> **Exercise**
Whenever "İnşaatçılar" appears in a line, please copy that line from the data.

> **Provided data**
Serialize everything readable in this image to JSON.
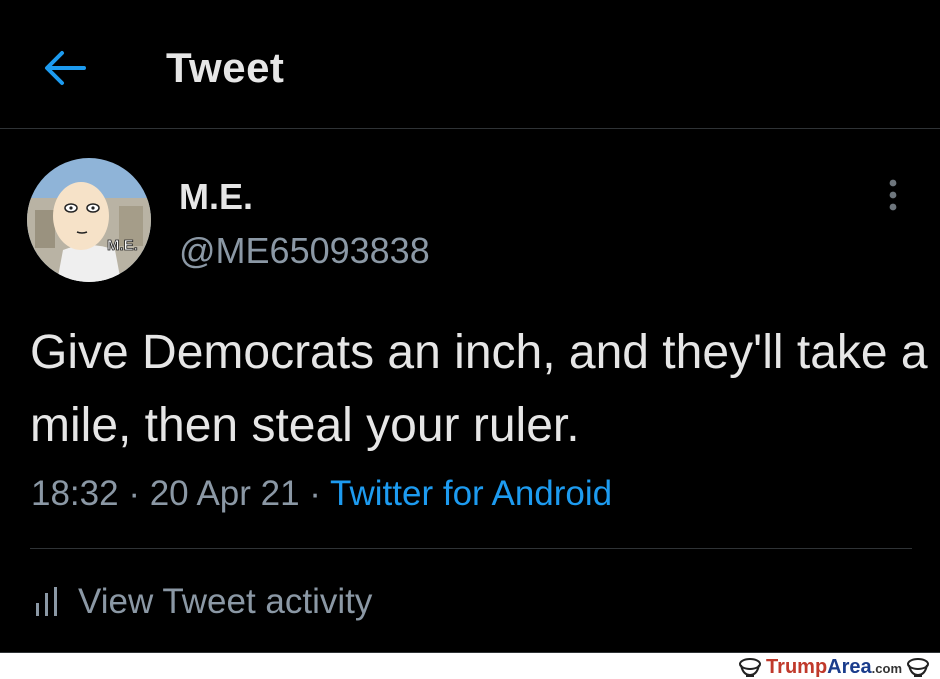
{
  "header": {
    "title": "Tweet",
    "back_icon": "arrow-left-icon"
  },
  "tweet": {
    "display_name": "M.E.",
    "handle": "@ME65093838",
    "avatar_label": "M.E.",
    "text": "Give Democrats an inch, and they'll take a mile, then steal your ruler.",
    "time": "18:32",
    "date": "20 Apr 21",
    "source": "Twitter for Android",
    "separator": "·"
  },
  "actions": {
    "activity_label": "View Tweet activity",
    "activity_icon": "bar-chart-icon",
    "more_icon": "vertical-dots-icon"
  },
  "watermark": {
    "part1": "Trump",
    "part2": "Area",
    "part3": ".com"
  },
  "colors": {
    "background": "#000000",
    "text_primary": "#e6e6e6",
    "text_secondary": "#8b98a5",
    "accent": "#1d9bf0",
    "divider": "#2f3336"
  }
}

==

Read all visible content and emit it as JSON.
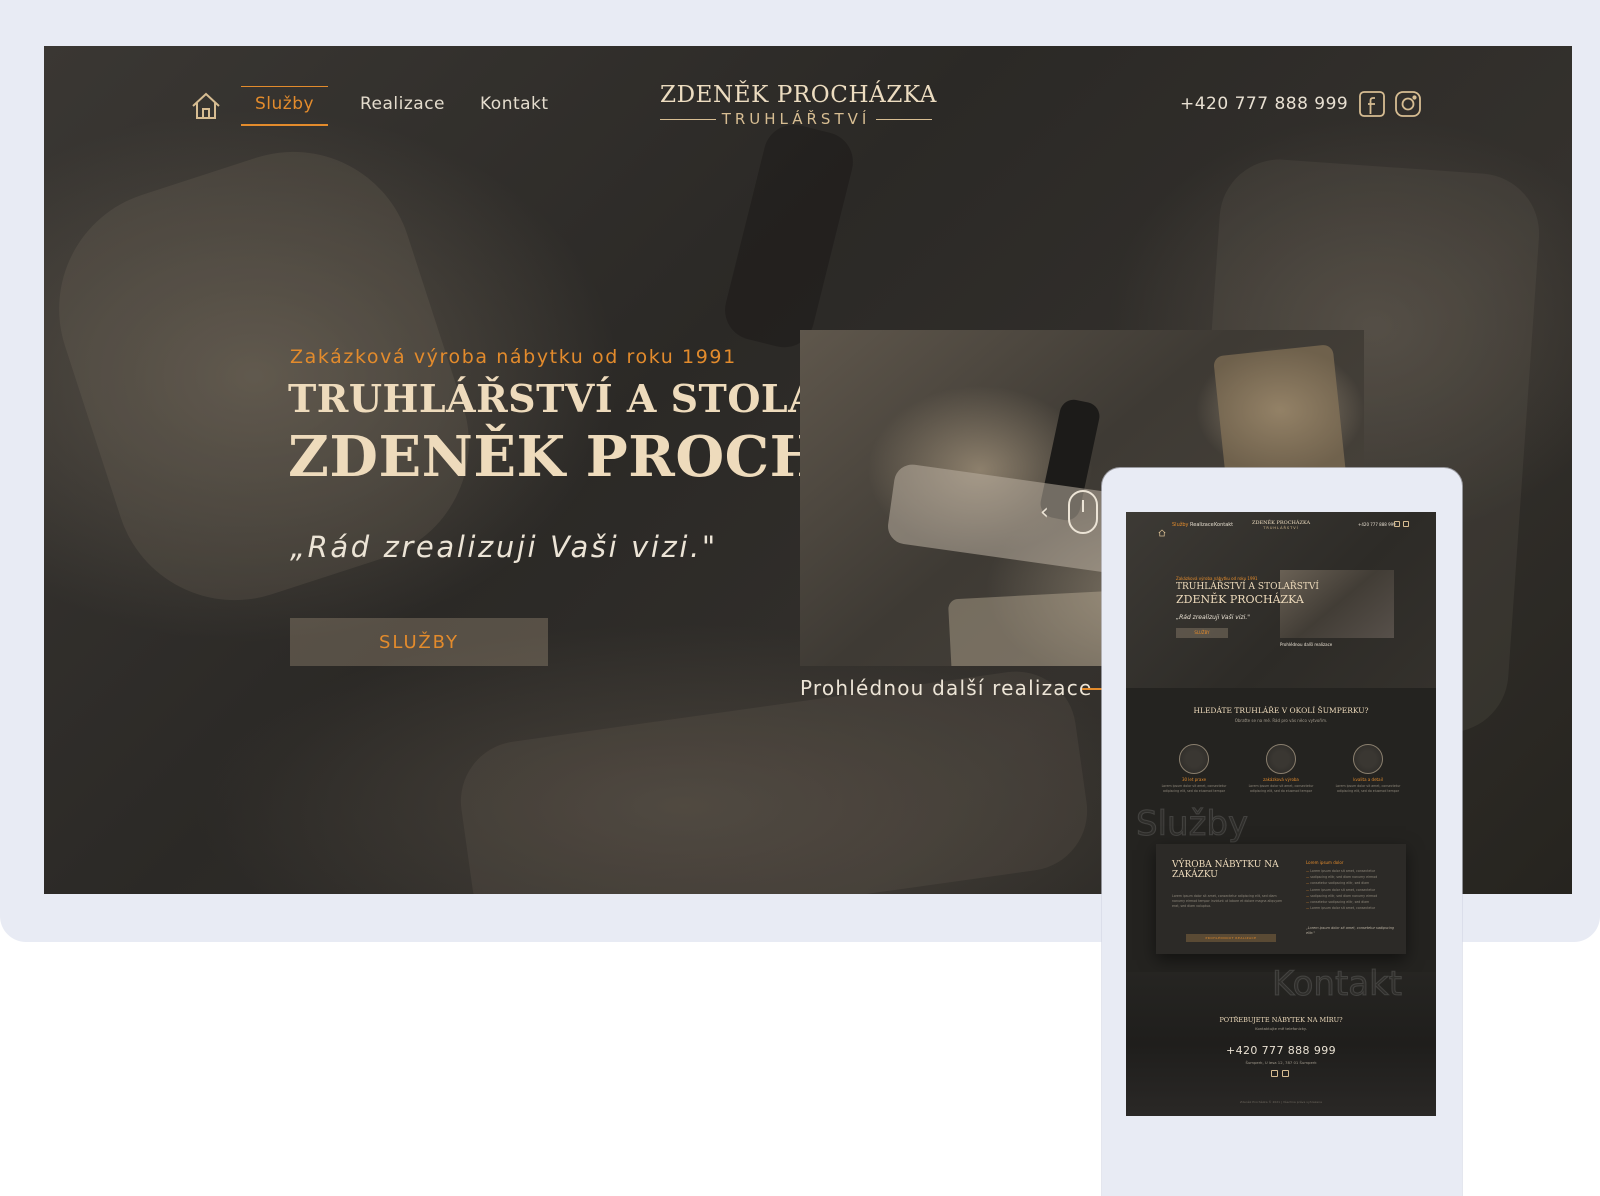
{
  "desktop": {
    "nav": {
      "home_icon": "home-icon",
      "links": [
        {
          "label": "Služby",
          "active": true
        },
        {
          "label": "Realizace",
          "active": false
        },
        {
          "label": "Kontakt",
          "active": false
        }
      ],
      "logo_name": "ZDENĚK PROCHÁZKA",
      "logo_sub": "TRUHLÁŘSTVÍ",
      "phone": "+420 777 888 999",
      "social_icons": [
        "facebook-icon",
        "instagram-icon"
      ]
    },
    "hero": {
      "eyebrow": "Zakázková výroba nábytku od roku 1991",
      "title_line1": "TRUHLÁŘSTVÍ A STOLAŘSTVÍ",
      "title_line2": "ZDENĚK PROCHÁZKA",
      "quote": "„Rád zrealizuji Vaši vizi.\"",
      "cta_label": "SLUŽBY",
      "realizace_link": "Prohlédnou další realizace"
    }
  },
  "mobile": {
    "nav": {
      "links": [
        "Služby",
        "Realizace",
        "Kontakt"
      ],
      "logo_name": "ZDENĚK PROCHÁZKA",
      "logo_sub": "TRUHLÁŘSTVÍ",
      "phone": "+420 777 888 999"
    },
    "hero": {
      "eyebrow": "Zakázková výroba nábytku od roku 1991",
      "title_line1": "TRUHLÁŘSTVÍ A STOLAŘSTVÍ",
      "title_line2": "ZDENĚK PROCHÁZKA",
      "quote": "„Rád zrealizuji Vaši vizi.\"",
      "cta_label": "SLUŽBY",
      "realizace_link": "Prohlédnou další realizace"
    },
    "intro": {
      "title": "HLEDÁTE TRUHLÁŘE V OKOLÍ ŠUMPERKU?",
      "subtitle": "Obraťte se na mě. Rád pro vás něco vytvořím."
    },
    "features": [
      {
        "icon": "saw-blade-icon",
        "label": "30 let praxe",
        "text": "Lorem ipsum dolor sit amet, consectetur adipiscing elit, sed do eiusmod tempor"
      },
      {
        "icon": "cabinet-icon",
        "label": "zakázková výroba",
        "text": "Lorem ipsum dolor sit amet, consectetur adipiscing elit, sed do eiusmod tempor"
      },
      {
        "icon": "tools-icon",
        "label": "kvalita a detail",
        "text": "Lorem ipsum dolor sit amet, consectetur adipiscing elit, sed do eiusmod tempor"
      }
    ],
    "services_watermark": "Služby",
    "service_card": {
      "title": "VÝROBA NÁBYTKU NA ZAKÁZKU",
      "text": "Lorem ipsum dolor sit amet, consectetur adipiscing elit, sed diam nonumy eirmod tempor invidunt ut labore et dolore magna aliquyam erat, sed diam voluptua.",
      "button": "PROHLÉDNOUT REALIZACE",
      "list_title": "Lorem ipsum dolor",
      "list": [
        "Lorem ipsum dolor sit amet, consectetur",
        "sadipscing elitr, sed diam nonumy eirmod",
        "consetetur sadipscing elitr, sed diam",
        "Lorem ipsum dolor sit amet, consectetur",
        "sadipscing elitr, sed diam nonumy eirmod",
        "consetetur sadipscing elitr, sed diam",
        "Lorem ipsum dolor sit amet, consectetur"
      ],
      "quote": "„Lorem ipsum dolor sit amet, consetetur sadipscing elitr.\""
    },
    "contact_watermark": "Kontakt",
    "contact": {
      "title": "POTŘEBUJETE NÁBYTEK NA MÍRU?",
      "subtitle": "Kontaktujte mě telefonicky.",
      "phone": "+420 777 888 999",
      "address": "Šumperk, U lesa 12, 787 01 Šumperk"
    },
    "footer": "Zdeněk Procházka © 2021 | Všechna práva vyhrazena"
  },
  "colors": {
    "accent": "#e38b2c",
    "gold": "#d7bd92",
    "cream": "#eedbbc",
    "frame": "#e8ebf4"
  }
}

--

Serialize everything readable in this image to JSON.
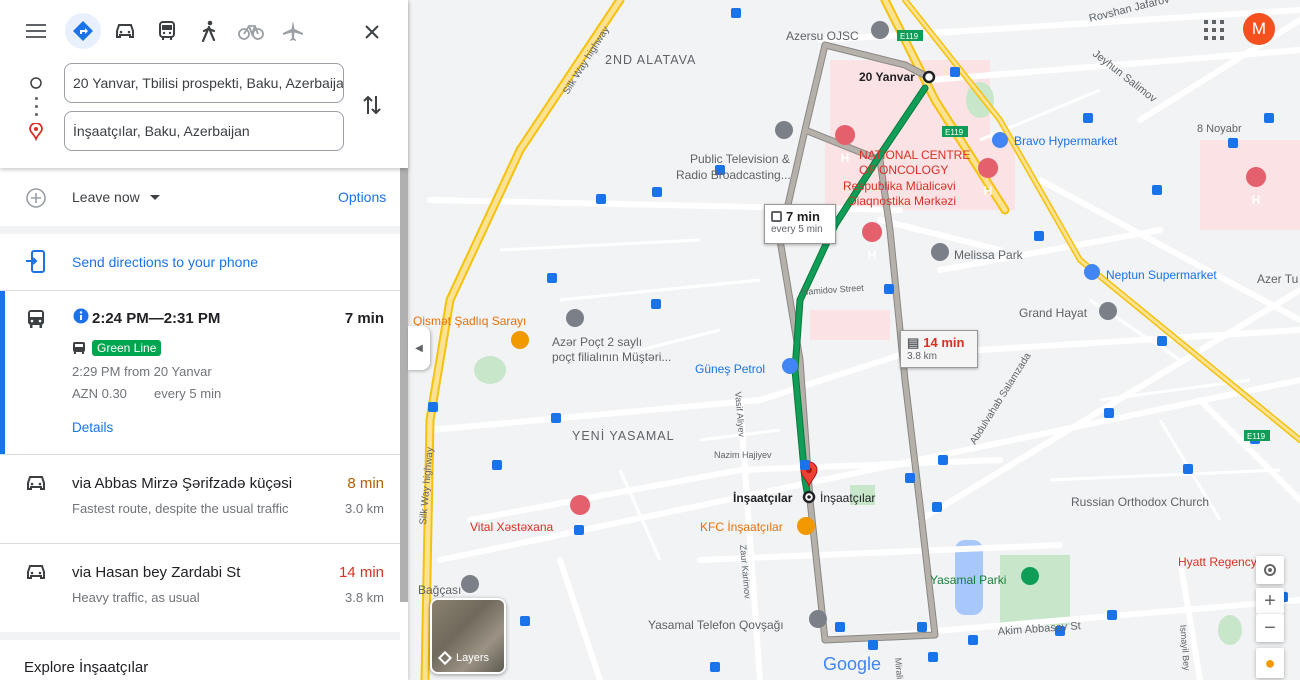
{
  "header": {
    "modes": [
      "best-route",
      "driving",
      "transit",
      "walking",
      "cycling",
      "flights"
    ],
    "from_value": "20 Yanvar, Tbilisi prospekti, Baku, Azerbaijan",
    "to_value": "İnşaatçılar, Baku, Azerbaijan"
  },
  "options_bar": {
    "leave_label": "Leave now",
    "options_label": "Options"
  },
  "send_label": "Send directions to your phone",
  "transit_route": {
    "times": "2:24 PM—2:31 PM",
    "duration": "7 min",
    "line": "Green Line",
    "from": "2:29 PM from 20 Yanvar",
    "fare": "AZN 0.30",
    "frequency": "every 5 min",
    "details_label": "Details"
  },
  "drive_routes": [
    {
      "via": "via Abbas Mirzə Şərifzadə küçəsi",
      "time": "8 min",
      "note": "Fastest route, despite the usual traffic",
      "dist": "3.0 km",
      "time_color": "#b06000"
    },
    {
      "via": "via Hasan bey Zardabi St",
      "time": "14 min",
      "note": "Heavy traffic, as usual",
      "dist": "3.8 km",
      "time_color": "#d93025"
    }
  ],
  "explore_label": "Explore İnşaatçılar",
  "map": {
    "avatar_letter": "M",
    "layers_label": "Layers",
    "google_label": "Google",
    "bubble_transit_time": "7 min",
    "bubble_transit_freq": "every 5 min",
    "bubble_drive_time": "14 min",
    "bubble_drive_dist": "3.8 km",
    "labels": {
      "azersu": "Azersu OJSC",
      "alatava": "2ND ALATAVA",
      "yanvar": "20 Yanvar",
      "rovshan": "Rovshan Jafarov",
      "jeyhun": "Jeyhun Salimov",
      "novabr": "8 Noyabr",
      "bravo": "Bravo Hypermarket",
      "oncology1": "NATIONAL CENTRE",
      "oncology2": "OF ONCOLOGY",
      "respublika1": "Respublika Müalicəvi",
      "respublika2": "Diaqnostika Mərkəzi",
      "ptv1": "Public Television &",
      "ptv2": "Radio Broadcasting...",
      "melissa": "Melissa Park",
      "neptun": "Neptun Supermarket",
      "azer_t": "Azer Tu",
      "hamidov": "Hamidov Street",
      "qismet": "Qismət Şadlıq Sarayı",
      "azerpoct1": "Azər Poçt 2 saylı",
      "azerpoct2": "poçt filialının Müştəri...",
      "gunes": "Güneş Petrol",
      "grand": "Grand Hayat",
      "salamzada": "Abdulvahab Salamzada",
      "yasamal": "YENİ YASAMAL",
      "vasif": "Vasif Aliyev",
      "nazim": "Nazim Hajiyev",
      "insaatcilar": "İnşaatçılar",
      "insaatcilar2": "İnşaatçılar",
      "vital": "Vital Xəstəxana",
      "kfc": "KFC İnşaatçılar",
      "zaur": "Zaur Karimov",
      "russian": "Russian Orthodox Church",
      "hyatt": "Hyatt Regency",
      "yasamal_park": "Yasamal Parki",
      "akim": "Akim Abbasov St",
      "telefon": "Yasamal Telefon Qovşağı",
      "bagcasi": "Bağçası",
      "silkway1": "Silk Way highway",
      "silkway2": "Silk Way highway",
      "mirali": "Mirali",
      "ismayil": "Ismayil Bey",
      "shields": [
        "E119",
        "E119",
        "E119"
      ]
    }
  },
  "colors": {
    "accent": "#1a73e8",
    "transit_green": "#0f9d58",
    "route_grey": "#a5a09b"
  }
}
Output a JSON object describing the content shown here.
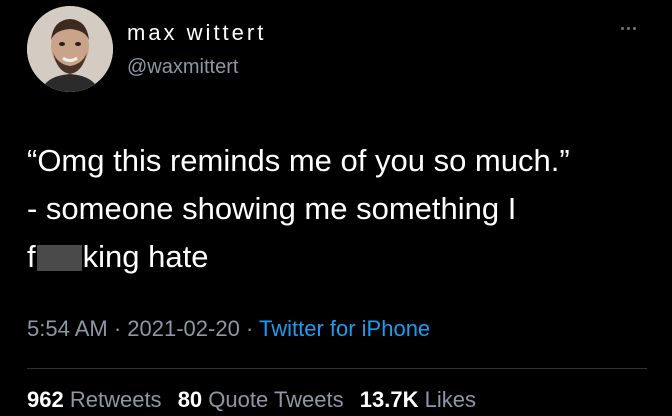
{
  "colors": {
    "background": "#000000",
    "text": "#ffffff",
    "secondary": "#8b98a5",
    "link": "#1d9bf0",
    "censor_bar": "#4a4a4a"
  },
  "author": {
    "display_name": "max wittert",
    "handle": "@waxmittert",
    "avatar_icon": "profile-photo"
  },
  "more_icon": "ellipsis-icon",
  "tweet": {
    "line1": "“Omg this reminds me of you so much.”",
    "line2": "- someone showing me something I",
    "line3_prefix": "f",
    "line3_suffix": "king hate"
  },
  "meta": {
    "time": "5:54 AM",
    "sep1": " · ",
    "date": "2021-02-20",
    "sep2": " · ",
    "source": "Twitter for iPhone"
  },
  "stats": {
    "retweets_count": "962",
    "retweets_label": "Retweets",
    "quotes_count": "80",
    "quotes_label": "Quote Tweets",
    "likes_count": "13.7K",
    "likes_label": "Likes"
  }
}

> **Response to this exercise**
    "to_value": "İnşaatçılar, Baku, Azerbaijan"
  "explore_label": "Explore İnşaatçılar",
      "insaatcilar": "İnşaatçılar",
      "insaatcilar2": "İnşaatçılar",
      "kfc": "KFC İnşaatçılar",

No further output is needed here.